• **Material shown**
▼

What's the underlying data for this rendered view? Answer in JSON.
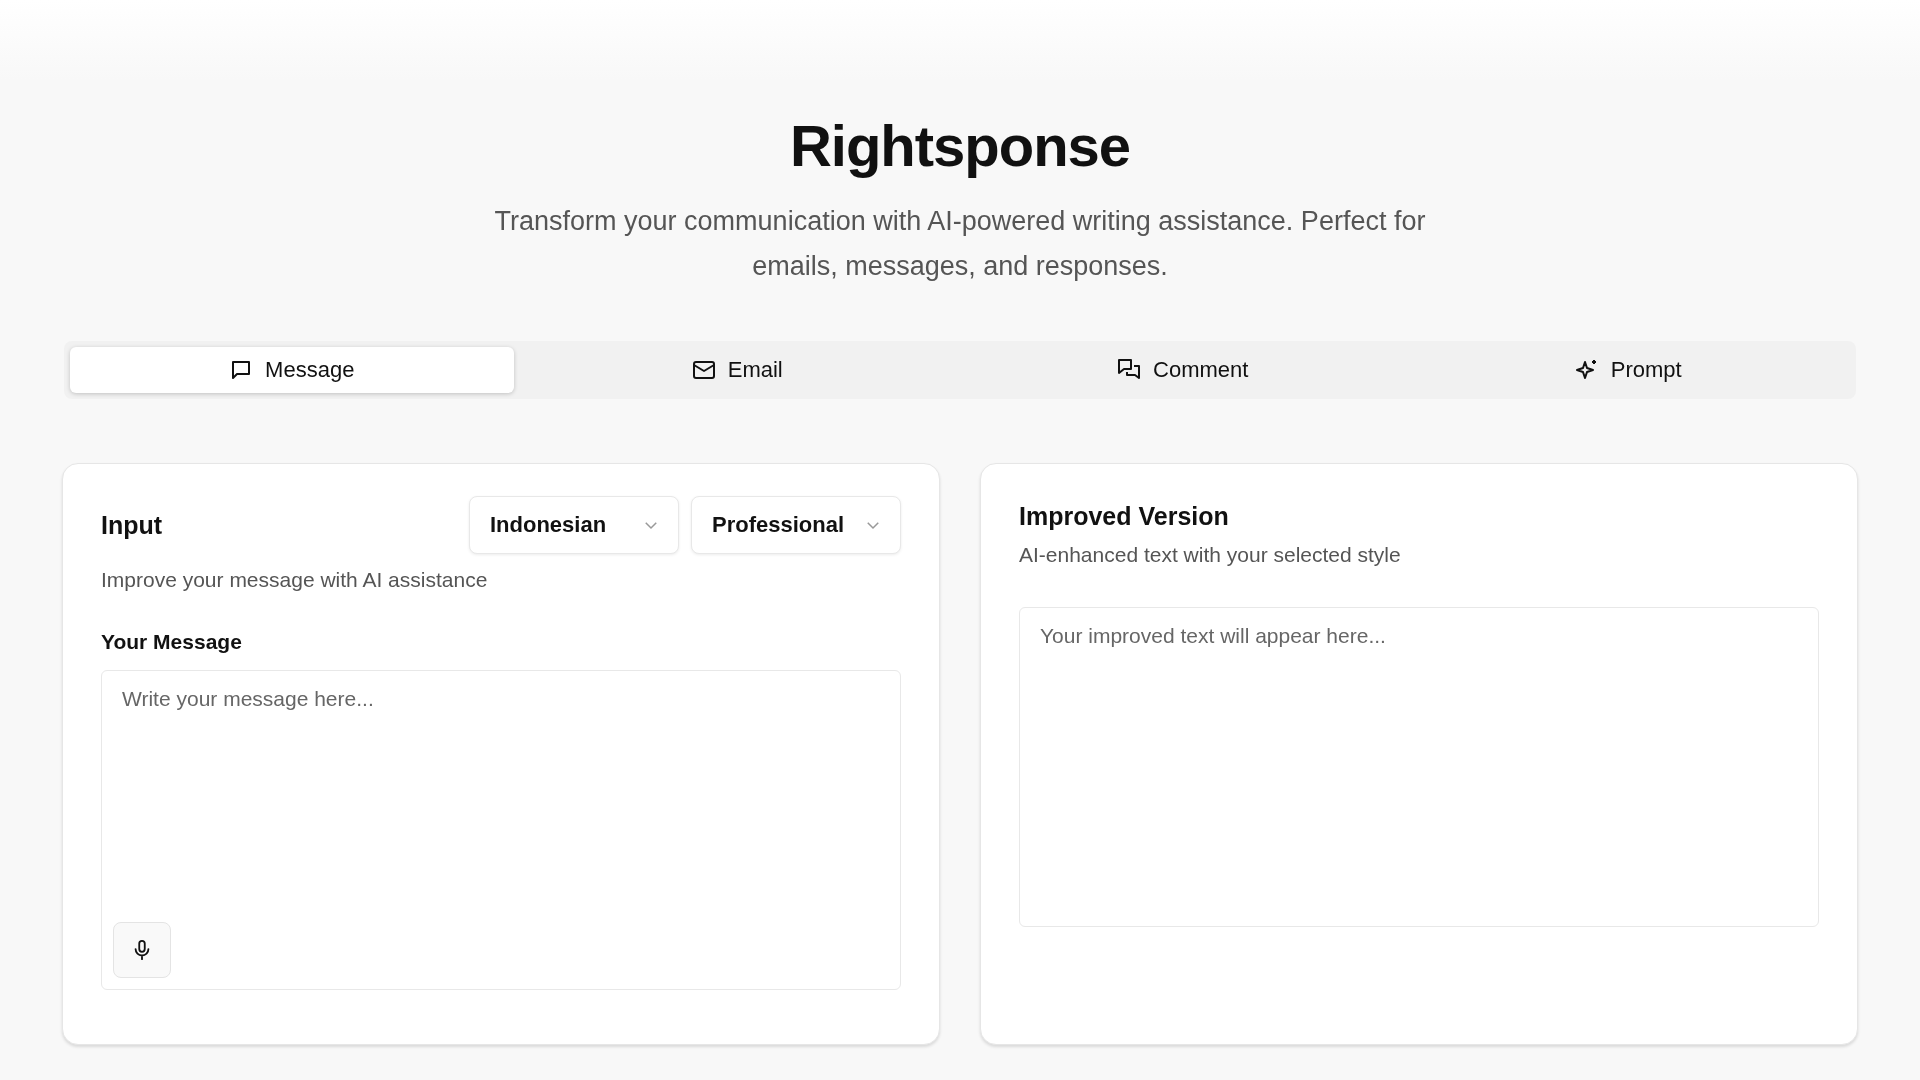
{
  "header": {
    "title": "Rightsponse",
    "subtitle": "Transform your communication with AI-powered writing assistance. Perfect for emails, messages, and responses."
  },
  "tabs": [
    {
      "label": "Message",
      "kind": "message",
      "selected": true
    },
    {
      "label": "Email",
      "kind": "email",
      "selected": false
    },
    {
      "label": "Comment",
      "kind": "comment",
      "selected": false
    },
    {
      "label": "Prompt",
      "kind": "prompt",
      "selected": false
    }
  ],
  "input_card": {
    "title": "Input",
    "dropdowns": [
      "Indonesian",
      "Professional"
    ],
    "description": "Improve your message with AI assistance",
    "field_label": "Your Message",
    "placeholder": "Write your message here..."
  },
  "output_card": {
    "title": "Improved Version",
    "description": "AI-enhanced text with your selected style",
    "placeholder": "Your improved text will appear here..."
  }
}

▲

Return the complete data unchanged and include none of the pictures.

What's the underlying data for this rendered view? Answer in JSON.
{
  "header": {
    "title": "Rightsponse",
    "subtitle": "Transform your communication with AI-powered writing assistance. Perfect for emails, messages, and responses."
  },
  "tabs": [
    {
      "label": "Message",
      "kind": "message",
      "selected": true
    },
    {
      "label": "Email",
      "kind": "email",
      "selected": false
    },
    {
      "label": "Comment",
      "kind": "comment",
      "selected": false
    },
    {
      "label": "Prompt",
      "kind": "prompt",
      "selected": false
    }
  ],
  "input_card": {
    "title": "Input",
    "dropdowns": [
      "Indonesian",
      "Professional"
    ],
    "description": "Improve your message with AI assistance",
    "field_label": "Your Message",
    "placeholder": "Write your message here..."
  },
  "output_card": {
    "title": "Improved Version",
    "description": "AI-enhanced text with your selected style",
    "placeholder": "Your improved text will appear here..."
  }
}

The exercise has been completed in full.